* _PROBLEM DETAILS_
Search the entries below. Return every line that has "beef" in it.

Collected data entries:
══════════════════════════════
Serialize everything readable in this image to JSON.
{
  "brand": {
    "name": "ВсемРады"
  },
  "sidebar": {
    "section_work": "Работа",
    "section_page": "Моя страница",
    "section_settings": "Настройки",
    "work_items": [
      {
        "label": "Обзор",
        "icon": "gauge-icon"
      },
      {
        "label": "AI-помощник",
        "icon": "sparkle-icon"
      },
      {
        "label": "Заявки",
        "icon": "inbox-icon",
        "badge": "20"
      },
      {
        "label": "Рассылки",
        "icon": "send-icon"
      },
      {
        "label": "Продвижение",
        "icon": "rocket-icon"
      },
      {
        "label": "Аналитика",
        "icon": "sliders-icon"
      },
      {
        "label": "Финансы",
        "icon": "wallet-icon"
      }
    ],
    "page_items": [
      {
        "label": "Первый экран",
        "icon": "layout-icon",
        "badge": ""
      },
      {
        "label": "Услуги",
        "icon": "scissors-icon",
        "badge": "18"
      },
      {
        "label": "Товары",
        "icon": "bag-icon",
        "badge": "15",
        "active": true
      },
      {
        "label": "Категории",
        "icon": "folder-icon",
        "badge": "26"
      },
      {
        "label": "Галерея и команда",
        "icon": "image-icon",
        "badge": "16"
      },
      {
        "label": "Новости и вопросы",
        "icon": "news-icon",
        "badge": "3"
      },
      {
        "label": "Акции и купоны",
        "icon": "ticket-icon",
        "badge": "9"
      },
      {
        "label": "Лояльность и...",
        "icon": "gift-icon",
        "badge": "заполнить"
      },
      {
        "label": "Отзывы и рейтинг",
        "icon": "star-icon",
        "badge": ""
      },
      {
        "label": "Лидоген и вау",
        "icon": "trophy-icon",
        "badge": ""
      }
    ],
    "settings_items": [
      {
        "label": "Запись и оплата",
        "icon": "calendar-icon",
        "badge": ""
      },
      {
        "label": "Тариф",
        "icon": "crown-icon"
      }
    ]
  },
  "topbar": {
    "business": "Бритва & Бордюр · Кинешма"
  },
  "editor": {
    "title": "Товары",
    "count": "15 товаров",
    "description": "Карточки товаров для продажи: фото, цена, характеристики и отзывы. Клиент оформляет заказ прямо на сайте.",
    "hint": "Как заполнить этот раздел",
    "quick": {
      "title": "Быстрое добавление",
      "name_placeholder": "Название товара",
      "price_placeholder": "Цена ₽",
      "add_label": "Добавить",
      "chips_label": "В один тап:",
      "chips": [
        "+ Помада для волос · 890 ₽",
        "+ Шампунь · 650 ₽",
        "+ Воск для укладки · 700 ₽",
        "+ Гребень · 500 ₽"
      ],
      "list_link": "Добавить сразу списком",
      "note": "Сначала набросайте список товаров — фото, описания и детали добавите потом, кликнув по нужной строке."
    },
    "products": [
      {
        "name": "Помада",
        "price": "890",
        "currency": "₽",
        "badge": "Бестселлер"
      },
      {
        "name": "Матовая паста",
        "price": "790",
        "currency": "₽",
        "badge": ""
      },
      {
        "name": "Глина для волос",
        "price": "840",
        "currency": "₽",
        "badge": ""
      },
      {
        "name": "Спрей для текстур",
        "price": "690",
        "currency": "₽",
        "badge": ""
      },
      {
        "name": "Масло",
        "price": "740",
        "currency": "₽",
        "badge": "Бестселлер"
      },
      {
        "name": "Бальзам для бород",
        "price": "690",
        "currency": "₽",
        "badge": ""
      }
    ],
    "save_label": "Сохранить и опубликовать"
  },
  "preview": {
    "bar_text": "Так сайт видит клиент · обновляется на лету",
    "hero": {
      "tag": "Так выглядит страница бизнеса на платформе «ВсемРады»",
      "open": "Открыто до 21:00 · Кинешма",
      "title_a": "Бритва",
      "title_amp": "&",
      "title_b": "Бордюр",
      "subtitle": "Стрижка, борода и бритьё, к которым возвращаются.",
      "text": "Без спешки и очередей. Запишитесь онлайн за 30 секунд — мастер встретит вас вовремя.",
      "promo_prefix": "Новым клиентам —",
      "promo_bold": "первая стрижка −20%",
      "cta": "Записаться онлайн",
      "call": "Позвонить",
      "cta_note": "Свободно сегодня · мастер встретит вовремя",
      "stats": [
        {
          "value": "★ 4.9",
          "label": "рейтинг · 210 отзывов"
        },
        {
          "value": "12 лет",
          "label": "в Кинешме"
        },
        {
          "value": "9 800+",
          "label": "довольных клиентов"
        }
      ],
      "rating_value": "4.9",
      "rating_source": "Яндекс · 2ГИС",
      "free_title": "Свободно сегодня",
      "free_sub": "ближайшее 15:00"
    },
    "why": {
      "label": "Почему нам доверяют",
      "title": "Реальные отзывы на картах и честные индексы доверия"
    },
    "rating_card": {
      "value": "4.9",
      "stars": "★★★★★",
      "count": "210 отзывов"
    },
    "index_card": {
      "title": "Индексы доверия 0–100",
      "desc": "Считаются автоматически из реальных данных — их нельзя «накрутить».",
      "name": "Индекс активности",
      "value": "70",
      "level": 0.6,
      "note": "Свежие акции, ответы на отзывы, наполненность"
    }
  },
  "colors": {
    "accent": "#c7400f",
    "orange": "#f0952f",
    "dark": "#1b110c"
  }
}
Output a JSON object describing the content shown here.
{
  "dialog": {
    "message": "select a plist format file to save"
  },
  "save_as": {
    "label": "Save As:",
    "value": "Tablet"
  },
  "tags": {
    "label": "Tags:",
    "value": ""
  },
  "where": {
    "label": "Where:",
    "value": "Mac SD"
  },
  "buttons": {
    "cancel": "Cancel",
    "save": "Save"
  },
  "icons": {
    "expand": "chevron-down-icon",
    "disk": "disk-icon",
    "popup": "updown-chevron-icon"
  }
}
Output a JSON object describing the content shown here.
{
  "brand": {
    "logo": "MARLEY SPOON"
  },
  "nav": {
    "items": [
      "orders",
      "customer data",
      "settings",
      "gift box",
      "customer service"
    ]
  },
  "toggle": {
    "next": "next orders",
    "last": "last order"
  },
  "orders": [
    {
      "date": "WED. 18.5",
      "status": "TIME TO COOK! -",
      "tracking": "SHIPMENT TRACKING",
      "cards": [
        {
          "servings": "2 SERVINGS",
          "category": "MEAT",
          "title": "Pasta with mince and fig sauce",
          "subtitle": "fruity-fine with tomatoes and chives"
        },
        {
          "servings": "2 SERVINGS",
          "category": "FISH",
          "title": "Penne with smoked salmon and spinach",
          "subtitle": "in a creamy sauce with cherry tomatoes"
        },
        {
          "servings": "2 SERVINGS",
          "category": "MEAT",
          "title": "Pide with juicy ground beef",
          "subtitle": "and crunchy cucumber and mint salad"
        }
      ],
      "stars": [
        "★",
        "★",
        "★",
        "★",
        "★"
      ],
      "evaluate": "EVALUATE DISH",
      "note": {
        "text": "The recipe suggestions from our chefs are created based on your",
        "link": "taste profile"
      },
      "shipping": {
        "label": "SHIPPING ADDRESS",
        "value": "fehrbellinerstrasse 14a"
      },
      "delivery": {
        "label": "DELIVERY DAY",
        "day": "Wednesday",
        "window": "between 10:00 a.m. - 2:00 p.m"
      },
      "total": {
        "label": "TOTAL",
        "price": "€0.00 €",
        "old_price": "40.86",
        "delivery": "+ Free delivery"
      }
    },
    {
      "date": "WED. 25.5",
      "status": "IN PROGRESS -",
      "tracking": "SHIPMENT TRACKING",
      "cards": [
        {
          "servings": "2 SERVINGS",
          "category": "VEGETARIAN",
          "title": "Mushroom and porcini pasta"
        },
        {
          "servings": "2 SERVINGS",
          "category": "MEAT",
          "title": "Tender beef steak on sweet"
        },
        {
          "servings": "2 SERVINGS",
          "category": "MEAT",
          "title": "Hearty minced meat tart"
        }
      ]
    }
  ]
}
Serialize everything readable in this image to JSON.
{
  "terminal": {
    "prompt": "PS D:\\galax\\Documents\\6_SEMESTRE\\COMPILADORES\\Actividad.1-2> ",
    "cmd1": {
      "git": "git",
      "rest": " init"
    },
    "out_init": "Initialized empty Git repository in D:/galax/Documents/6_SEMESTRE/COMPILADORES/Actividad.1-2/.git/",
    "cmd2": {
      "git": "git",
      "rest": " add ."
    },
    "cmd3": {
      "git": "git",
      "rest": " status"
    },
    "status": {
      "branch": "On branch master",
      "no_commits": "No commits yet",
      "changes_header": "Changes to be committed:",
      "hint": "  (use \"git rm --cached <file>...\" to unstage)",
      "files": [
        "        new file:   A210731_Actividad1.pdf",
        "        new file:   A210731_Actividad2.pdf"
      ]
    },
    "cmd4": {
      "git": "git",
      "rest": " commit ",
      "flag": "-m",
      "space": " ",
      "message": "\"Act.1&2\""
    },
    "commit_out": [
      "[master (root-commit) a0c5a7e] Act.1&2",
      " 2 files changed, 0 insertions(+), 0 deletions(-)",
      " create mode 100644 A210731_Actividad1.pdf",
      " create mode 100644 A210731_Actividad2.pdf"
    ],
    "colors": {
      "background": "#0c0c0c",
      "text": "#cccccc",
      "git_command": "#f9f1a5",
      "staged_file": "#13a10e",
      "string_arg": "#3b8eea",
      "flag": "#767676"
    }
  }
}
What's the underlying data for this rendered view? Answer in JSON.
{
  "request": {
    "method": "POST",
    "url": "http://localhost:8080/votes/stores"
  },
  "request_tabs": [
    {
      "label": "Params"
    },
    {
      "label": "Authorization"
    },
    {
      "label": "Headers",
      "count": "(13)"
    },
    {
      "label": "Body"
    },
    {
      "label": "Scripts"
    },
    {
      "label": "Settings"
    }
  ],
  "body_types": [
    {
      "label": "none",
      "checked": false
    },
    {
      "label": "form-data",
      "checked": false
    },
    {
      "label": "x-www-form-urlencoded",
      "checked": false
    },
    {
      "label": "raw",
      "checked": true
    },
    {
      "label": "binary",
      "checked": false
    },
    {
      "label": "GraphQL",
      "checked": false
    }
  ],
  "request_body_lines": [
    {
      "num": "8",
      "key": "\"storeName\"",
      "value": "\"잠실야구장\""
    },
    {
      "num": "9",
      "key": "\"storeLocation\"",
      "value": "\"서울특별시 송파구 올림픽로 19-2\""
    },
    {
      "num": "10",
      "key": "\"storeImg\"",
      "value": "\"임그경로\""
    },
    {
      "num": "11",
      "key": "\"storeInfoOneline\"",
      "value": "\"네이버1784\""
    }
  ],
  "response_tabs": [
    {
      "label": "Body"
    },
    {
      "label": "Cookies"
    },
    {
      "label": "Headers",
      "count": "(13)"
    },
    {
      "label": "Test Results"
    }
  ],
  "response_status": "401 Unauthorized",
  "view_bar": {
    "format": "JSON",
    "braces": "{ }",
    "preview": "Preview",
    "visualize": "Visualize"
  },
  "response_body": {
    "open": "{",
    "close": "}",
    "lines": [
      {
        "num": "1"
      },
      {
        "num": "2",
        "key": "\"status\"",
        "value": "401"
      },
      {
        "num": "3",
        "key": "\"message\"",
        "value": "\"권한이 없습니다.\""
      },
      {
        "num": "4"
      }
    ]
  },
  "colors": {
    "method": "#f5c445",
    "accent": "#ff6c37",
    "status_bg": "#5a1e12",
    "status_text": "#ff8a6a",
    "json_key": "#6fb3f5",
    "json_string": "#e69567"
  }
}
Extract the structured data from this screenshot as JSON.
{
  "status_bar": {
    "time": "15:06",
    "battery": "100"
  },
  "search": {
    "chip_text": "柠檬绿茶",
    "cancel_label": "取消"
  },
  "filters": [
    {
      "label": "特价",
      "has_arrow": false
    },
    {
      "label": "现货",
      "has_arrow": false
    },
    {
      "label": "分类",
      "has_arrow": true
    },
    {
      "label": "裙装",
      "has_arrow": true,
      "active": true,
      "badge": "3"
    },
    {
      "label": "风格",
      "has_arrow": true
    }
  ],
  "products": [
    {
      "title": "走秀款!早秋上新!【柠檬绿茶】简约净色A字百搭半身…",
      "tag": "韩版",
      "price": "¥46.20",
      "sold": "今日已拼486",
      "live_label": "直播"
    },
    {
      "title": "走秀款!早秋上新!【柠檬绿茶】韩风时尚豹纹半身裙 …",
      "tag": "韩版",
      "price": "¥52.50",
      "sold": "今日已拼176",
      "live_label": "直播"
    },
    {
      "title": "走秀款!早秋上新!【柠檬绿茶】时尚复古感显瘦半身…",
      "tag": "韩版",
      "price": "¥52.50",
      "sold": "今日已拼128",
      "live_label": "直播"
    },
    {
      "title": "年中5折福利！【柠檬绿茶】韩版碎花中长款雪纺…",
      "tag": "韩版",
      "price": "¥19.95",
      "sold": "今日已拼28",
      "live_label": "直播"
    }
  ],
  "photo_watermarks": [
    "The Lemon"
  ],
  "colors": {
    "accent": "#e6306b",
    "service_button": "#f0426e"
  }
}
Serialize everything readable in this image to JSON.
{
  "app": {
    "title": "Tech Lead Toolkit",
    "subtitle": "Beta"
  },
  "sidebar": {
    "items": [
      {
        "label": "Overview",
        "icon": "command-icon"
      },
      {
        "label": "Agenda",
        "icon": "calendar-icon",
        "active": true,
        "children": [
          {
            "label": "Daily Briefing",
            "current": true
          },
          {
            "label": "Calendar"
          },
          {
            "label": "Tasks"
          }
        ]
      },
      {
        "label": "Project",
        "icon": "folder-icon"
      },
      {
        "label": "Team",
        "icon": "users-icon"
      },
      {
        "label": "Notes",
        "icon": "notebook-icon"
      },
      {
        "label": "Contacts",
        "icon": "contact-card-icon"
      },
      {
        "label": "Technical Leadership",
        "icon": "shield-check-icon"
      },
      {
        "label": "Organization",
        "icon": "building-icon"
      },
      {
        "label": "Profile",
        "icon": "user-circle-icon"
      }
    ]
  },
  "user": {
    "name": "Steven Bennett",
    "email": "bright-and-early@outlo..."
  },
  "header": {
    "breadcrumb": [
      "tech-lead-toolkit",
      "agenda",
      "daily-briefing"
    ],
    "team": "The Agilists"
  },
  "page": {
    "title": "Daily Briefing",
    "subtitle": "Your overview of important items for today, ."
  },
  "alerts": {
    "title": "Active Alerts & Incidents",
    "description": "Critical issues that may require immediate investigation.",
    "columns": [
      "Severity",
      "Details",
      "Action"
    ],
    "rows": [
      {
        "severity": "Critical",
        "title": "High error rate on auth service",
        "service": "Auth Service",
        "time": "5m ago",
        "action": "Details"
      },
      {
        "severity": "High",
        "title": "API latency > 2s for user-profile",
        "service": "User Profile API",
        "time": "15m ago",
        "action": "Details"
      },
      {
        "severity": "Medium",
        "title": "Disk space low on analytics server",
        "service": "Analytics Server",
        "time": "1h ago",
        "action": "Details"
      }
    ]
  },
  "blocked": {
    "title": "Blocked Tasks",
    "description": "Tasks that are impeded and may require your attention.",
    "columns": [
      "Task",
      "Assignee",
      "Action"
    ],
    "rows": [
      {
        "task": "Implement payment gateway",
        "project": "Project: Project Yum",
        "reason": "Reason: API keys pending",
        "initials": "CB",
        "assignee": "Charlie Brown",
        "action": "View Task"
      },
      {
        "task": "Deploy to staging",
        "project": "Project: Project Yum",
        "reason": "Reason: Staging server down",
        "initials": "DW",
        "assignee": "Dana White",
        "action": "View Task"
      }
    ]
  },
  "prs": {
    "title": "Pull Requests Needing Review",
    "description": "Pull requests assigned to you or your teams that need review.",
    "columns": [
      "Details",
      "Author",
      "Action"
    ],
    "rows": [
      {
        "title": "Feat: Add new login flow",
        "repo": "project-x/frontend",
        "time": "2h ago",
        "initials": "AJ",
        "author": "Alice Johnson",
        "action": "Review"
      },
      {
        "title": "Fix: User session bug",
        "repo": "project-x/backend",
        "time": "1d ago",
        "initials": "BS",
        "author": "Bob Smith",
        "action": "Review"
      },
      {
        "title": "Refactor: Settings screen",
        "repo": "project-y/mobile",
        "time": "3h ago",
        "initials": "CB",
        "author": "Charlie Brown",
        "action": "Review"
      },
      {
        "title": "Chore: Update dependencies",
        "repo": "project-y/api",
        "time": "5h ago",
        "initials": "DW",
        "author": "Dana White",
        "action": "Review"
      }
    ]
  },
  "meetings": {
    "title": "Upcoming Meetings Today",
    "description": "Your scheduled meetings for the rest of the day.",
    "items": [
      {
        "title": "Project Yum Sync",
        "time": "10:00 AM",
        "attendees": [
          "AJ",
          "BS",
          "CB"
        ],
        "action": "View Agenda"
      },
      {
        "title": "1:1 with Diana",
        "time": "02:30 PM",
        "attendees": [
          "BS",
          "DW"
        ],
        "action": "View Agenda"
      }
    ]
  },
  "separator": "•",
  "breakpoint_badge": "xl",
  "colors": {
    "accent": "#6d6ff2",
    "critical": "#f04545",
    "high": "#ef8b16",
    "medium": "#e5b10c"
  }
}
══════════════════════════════
* _RESPONSE TO THE EXERCISE_
          "title": "Pide with juicy ground beef",
          "title": "Tender beef steak on sweet"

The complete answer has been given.